[EXERCISE INSTRUCTIONS]:
Line by line, retype the whole listing exactly.

[THE DATA]:
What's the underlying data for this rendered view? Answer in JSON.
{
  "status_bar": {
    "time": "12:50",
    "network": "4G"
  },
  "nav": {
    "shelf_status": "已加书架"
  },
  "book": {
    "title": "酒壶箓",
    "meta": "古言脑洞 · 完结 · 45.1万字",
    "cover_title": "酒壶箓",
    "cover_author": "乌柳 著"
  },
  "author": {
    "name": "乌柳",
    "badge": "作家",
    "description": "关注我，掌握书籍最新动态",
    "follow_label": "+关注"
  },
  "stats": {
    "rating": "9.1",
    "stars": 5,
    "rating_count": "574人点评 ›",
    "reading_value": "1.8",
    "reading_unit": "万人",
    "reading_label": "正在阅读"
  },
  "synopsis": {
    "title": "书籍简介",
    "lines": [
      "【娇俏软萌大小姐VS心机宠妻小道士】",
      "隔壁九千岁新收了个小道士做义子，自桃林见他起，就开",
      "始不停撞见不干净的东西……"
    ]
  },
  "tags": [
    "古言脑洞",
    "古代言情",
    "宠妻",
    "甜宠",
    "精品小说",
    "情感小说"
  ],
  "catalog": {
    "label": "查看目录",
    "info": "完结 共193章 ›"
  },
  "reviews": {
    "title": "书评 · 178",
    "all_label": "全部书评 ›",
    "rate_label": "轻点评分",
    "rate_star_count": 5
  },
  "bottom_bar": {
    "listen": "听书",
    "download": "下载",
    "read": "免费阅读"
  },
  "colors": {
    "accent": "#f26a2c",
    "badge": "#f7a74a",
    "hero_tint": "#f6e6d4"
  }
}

[RESULT]:
What's the underlying data for this rendered view? Answer in JSON.
{
  "status_bar": {
    "time": "12:50",
    "network": "4G"
  },
  "nav": {
    "shelf_status": "已加书架"
  },
  "book": {
    "title": "酒壶箓",
    "meta": "古言脑洞 · 完结 · 45.1万字",
    "cover_title": "酒壶箓",
    "cover_author": "乌柳 著"
  },
  "author": {
    "name": "乌柳",
    "badge": "作家",
    "description": "关注我，掌握书籍最新动态",
    "follow_label": "+关注"
  },
  "stats": {
    "rating": "9.1",
    "stars": 5,
    "rating_count": "574人点评 ›",
    "reading_value": "1.8",
    "reading_unit": "万人",
    "reading_label": "正在阅读"
  },
  "synopsis": {
    "title": "书籍简介",
    "lines": [
      "【娇俏软萌大小姐VS心机宠妻小道士】",
      "隔壁九千岁新收了个小道士做义子，自桃林见他起，就开",
      "始不停撞见不干净的东西……"
    ]
  },
  "tags": [
    "古言脑洞",
    "古代言情",
    "宠妻",
    "甜宠",
    "精品小说",
    "情感小说"
  ],
  "catalog": {
    "label": "查看目录",
    "info": "完结 共193章 ›"
  },
  "reviews": {
    "title": "书评 · 178",
    "all_label": "全部书评 ›",
    "rate_label": "轻点评分",
    "rate_star_count": 5
  },
  "bottom_bar": {
    "listen": "听书",
    "download": "下载",
    "read": "免费阅读"
  },
  "colors": {
    "accent": "#f26a2c",
    "badge": "#f7a74a",
    "hero_tint": "#f6e6d4"
  }
}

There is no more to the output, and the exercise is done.